Problem details :: Reproduce the following entries exactly, leaving nothing out.

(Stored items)
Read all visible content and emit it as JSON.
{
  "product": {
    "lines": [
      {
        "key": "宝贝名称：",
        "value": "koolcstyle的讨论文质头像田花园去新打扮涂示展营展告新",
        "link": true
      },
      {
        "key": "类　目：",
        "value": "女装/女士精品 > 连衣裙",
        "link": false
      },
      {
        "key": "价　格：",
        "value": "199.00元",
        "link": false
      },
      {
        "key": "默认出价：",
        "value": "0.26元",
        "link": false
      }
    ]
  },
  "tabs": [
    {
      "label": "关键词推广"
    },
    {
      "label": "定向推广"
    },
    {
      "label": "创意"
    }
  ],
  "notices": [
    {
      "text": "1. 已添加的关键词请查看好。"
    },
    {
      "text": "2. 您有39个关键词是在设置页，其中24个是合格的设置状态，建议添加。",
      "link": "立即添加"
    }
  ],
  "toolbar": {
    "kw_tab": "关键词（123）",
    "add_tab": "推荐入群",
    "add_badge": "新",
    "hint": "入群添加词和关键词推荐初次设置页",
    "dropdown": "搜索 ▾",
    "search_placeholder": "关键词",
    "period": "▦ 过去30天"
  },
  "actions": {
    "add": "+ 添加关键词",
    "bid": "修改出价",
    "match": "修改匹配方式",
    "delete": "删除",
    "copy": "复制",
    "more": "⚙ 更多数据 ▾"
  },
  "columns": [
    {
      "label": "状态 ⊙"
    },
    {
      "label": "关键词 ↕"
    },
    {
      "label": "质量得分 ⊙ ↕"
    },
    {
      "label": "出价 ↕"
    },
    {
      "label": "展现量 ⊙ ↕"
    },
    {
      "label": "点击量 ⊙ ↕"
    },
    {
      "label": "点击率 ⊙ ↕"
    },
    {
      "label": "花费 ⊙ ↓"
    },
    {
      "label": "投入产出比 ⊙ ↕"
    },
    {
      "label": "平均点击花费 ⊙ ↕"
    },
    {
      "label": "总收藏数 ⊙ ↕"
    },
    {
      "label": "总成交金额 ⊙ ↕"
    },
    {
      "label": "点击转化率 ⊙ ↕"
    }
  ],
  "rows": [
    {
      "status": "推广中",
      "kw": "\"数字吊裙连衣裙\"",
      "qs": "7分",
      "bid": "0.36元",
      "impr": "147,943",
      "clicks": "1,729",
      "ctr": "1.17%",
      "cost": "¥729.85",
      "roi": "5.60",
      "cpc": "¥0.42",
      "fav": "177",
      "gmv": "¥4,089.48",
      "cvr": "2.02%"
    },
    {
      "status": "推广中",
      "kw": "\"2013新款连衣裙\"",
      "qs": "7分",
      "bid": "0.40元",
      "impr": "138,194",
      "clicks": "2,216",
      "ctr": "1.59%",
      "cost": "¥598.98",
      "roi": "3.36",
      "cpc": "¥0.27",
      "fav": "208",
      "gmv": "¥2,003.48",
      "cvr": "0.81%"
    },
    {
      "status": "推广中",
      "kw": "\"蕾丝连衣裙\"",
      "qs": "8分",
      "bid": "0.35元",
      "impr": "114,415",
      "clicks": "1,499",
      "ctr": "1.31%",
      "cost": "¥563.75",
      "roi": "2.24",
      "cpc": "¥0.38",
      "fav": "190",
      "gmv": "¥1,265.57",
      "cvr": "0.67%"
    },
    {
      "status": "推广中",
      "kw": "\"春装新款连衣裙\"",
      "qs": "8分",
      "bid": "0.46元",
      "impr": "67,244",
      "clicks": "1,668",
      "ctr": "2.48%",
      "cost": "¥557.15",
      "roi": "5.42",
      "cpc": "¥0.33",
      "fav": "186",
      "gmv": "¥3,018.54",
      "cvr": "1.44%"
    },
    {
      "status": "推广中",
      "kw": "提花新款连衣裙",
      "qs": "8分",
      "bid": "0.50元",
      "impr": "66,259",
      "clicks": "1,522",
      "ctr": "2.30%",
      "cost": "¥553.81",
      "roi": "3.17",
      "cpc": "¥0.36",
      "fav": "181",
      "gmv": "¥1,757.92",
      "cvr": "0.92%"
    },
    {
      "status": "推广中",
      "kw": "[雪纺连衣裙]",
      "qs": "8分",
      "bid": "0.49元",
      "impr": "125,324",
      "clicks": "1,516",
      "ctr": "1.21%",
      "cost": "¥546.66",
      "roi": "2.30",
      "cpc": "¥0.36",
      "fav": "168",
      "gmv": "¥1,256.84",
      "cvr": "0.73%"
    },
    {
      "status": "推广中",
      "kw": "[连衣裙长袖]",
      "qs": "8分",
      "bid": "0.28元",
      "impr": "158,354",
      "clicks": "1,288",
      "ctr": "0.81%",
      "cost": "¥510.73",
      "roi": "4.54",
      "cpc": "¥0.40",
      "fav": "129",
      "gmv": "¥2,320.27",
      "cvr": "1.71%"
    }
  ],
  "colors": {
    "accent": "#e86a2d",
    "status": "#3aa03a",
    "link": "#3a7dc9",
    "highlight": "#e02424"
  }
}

Task answer ::
Read all visible content and emit it as JSON.
{
  "product": {
    "lines": [
      {
        "key": "宝贝名称：",
        "value": "koolcstyle的讨论文质头像田花园去新打扮涂示展营展告新",
        "link": true
      },
      {
        "key": "类　目：",
        "value": "女装/女士精品 > 连衣裙",
        "link": false
      },
      {
        "key": "价　格：",
        "value": "199.00元",
        "link": false
      },
      {
        "key": "默认出价：",
        "value": "0.26元",
        "link": false
      }
    ]
  },
  "tabs": [
    {
      "label": "关键词推广"
    },
    {
      "label": "定向推广"
    },
    {
      "label": "创意"
    }
  ],
  "notices": [
    {
      "text": "1. 已添加的关键词请查看好。"
    },
    {
      "text": "2. 您有39个关键词是在设置页，其中24个是合格的设置状态，建议添加。",
      "link": "立即添加"
    }
  ],
  "toolbar": {
    "kw_tab": "关键词（123）",
    "add_tab": "推荐入群",
    "add_badge": "新",
    "hint": "入群添加词和关键词推荐初次设置页",
    "dropdown": "搜索 ▾",
    "search_placeholder": "关键词",
    "period": "▦ 过去30天"
  },
  "actions": {
    "add": "+ 添加关键词",
    "bid": "修改出价",
    "match": "修改匹配方式",
    "delete": "删除",
    "copy": "复制",
    "more": "⚙ 更多数据 ▾"
  },
  "columns": [
    {
      "label": "状态 ⊙"
    },
    {
      "label": "关键词 ↕"
    },
    {
      "label": "质量得分 ⊙ ↕"
    },
    {
      "label": "出价 ↕"
    },
    {
      "label": "展现量 ⊙ ↕"
    },
    {
      "label": "点击量 ⊙ ↕"
    },
    {
      "label": "点击率 ⊙ ↕"
    },
    {
      "label": "花费 ⊙ ↓"
    },
    {
      "label": "投入产出比 ⊙ ↕"
    },
    {
      "label": "平均点击花费 ⊙ ↕"
    },
    {
      "label": "总收藏数 ⊙ ↕"
    },
    {
      "label": "总成交金额 ⊙ ↕"
    },
    {
      "label": "点击转化率 ⊙ ↕"
    }
  ],
  "rows": [
    {
      "status": "推广中",
      "kw": "\"数字吊裙连衣裙\"",
      "qs": "7分",
      "bid": "0.36元",
      "impr": "147,943",
      "clicks": "1,729",
      "ctr": "1.17%",
      "cost": "¥729.85",
      "roi": "5.60",
      "cpc": "¥0.42",
      "fav": "177",
      "gmv": "¥4,089.48",
      "cvr": "2.02%"
    },
    {
      "status": "推广中",
      "kw": "\"2013新款连衣裙\"",
      "qs": "7分",
      "bid": "0.40元",
      "impr": "138,194",
      "clicks": "2,216",
      "ctr": "1.59%",
      "cost": "¥598.98",
      "roi": "3.36",
      "cpc": "¥0.27",
      "fav": "208",
      "gmv": "¥2,003.48",
      "cvr": "0.81%"
    },
    {
      "status": "推广中",
      "kw": "\"蕾丝连衣裙\"",
      "qs": "8分",
      "bid": "0.35元",
      "impr": "114,415",
      "clicks": "1,499",
      "ctr": "1.31%",
      "cost": "¥563.75",
      "roi": "2.24",
      "cpc": "¥0.38",
      "fav": "190",
      "gmv": "¥1,265.57",
      "cvr": "0.67%"
    },
    {
      "status": "推广中",
      "kw": "\"春装新款连衣裙\"",
      "qs": "8分",
      "bid": "0.46元",
      "impr": "67,244",
      "clicks": "1,668",
      "ctr": "2.48%",
      "cost": "¥557.15",
      "roi": "5.42",
      "cpc": "¥0.33",
      "fav": "186",
      "gmv": "¥3,018.54",
      "cvr": "1.44%"
    },
    {
      "status": "推广中",
      "kw": "提花新款连衣裙",
      "qs": "8分",
      "bid": "0.50元",
      "impr": "66,259",
      "clicks": "1,522",
      "ctr": "2.30%",
      "cost": "¥553.81",
      "roi": "3.17",
      "cpc": "¥0.36",
      "fav": "181",
      "gmv": "¥1,757.92",
      "cvr": "0.92%"
    },
    {
      "status": "推广中",
      "kw": "[雪纺连衣裙]",
      "qs": "8分",
      "bid": "0.49元",
      "impr": "125,324",
      "clicks": "1,516",
      "ctr": "1.21%",
      "cost": "¥546.66",
      "roi": "2.30",
      "cpc": "¥0.36",
      "fav": "168",
      "gmv": "¥1,256.84",
      "cvr": "0.73%"
    },
    {
      "status": "推广中",
      "kw": "[连衣裙长袖]",
      "qs": "8分",
      "bid": "0.28元",
      "impr": "158,354",
      "clicks": "1,288",
      "ctr": "0.81%",
      "cost": "¥510.73",
      "roi": "4.54",
      "cpc": "¥0.40",
      "fav": "129",
      "gmv": "¥2,320.27",
      "cvr": "1.71%"
    }
  ],
  "colors": {
    "accent": "#e86a2d",
    "status": "#3aa03a",
    "link": "#3a7dc9",
    "highlight": "#e02424"
  }
}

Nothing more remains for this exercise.